Author(s): Steve Whittier, Jim Olyniec, and Rober McGlohn

Publication: Concrete International

Volume: 26

Issue: 12

Appears on pages(s): 42-45

Keywords: heat of hydration; differential expansion; tensile stress; foundations; instrumentation; monitoring

Date: 12/1/2004

Engineers are using high-strength concrete more commonly in the design of heavily loaded structures. Because of this concrete’s higher strength, member dimensions are smaller compared to those built with conventional concrete. The heat of hydration of mass concrete (whether or not it is high strength), and the resulting temperature rise in the concrete, however, can cause thermal expansion and contraction problems. If left unchecked, differential expansion in the concrete can cause internal tensile stresses that exceed its tensile strength and it cracks.
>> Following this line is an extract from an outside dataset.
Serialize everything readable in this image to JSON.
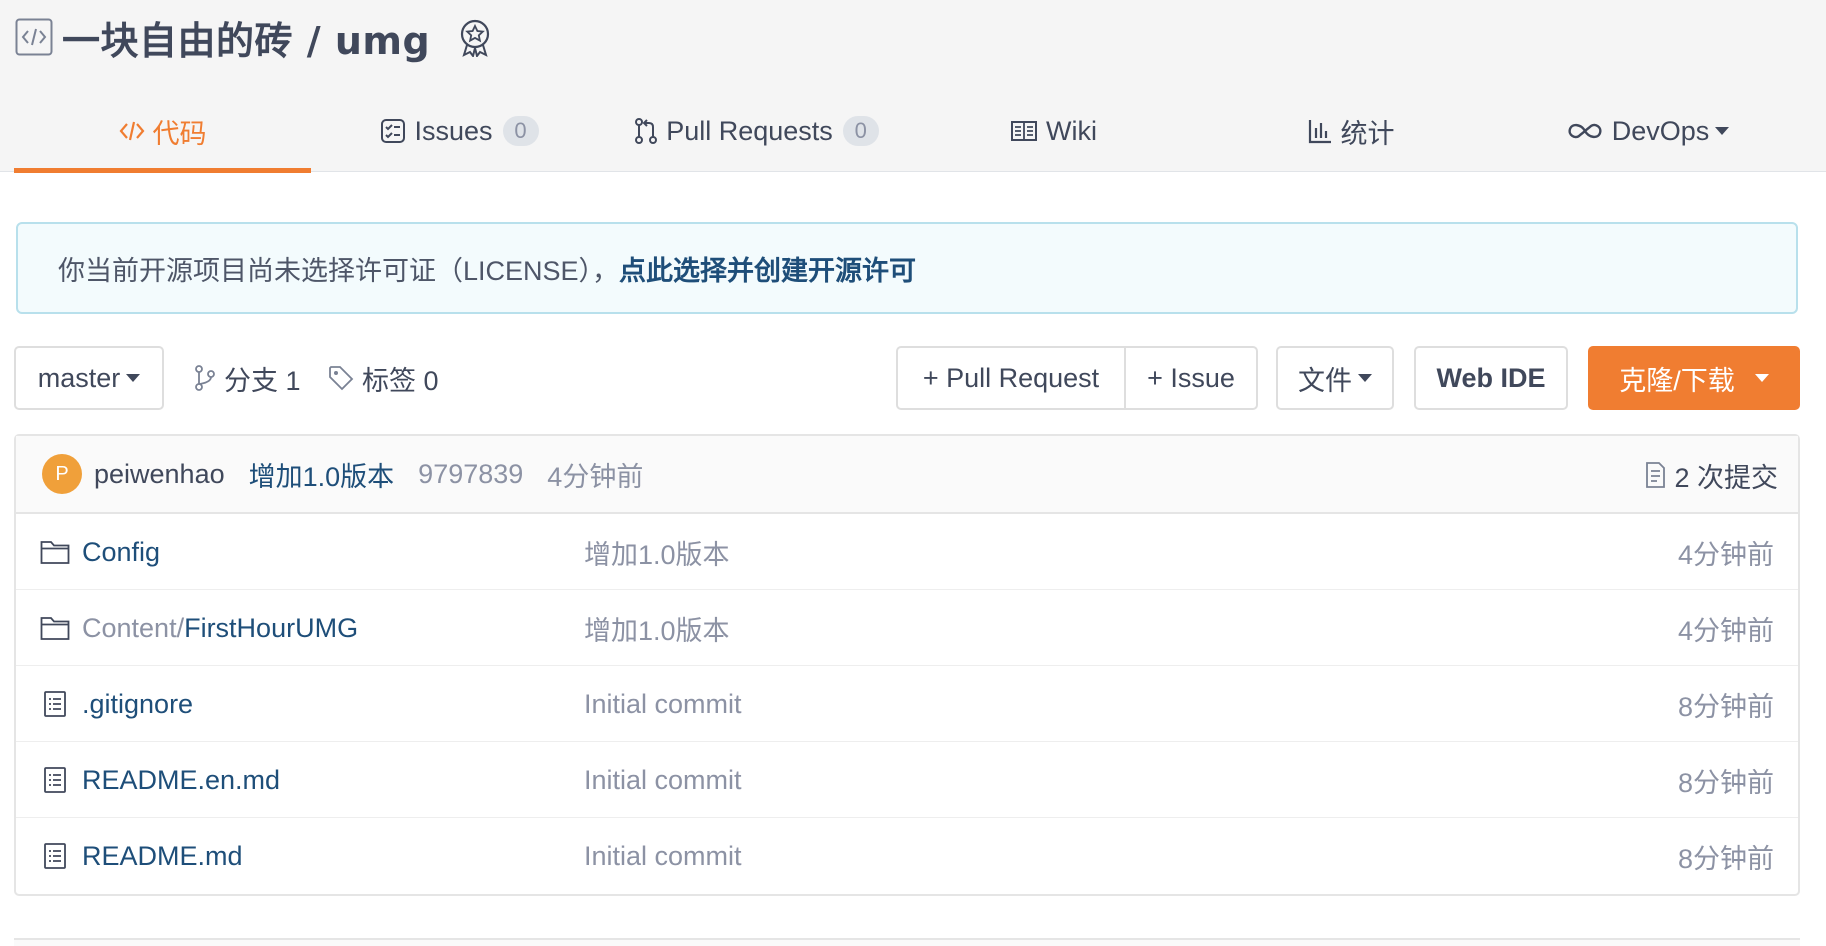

This article presents the approach taken by one project team to monitor and control the temperature differential on a high-strength, mass concrete foundation.